Read the rest of the story here.

 

3. Recommended Reading: Retailers turn to Silicon Valley to attract customers

What’s the secret? Personalization “is the Holy Grail,” says Salesforce Commerce Cloud Chief Executive Jeff Barnett, who works with brands such as L’Oreal and Under Armour.

Amazon: Deep-pocketed Amazon has been investing in technologies like these for years, aiming to make it easy to find items and click buy. Tech providers are filling that gap for other traditional retailers that don’t necessarily have the means to do the same.

Nordstorm: The retailer is now piloting in-store beacon technology that will direct shoppers to express checkout lines or alert them when a fitting room opens up via an app on their phone with Bluetooth turned on.

 Read the rest of the story here.

7-Eleven Inc. and a tech startup called Flirtey have beaten Amazon to the punch in making the first drone delivery to a customer’s home in the US, reports TechCrunch.

Rather than adapting existing unmanned aerial vehicles, Flirtey builds its own, develops the software to run them, and creates proprietary packaging and containers to keep items secure during delivery, according to CEO Matt Sweeney.

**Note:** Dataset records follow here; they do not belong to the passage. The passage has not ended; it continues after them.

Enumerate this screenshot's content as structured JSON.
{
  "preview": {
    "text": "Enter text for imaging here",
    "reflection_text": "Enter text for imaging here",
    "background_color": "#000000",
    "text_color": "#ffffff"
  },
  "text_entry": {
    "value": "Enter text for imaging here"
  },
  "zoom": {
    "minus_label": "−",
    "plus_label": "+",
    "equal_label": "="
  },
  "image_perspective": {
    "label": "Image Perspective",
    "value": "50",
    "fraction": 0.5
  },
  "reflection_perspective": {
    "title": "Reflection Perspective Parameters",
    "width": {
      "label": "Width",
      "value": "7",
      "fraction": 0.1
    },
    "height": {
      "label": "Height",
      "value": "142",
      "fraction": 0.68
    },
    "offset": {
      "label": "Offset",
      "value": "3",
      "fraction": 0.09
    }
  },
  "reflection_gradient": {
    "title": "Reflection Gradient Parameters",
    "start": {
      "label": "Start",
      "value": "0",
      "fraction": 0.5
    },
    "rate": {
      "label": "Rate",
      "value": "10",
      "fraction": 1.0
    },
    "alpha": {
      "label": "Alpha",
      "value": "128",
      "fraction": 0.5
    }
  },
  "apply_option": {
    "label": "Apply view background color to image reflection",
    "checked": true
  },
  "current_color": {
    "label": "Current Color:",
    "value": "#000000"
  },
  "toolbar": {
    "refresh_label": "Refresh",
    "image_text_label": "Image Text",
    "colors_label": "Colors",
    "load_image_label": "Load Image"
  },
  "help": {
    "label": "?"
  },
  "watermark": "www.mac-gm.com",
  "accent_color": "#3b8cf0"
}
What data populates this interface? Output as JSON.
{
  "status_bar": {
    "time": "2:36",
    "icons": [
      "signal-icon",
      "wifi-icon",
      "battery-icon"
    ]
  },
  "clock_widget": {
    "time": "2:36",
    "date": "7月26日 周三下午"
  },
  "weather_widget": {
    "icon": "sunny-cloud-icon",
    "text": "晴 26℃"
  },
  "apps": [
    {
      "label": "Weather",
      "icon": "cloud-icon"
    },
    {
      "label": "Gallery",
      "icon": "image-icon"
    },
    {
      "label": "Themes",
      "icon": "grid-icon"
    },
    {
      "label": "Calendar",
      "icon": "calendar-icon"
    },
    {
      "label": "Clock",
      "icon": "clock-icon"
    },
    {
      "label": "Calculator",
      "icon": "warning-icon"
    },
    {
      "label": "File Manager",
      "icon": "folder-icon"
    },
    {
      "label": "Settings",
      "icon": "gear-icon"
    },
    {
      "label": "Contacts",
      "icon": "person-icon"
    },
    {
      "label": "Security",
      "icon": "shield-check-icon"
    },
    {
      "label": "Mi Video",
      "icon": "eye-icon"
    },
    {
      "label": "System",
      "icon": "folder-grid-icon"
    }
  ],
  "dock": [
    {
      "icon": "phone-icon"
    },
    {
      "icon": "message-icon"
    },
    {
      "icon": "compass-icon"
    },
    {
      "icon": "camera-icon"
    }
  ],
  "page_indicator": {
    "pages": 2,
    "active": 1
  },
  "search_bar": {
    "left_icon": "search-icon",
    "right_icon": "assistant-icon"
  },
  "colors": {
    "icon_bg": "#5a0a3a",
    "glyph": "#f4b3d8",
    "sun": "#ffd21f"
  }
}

The 7-Eleven delivery took place in Reno, Nevada on July 10th, Flirtey successfully transported: Slurpees, a chicken sandwich, donuts, hot coffee and candy to the home of the family who placed the order.

According to 7-Eleven EVP and Chief Merchandising Officer Jesus H. Delgado-Jenkins, “delivery by drone is something 7-Eleven intends to offer widely in the future.”

Drone delivery could prove especially useful to families with children who cannot easily leave the house when they have an urgent need for items like over the counter medicines or milk.

To find customers willing to have their order handled by a flying robot, the companies surveyed households within a one-mile radius of the store from which they planned to deliver.

Most already know 7-Eleven, the convenience store retail chain that boasts about 10,800 stores in North America and 59,500 in total around the world. If already successful in the US, it wouldn’t be long until they are delivering in Southeast Asia.

A version of this appeared in TechCrunch on July 22. Read the full version here.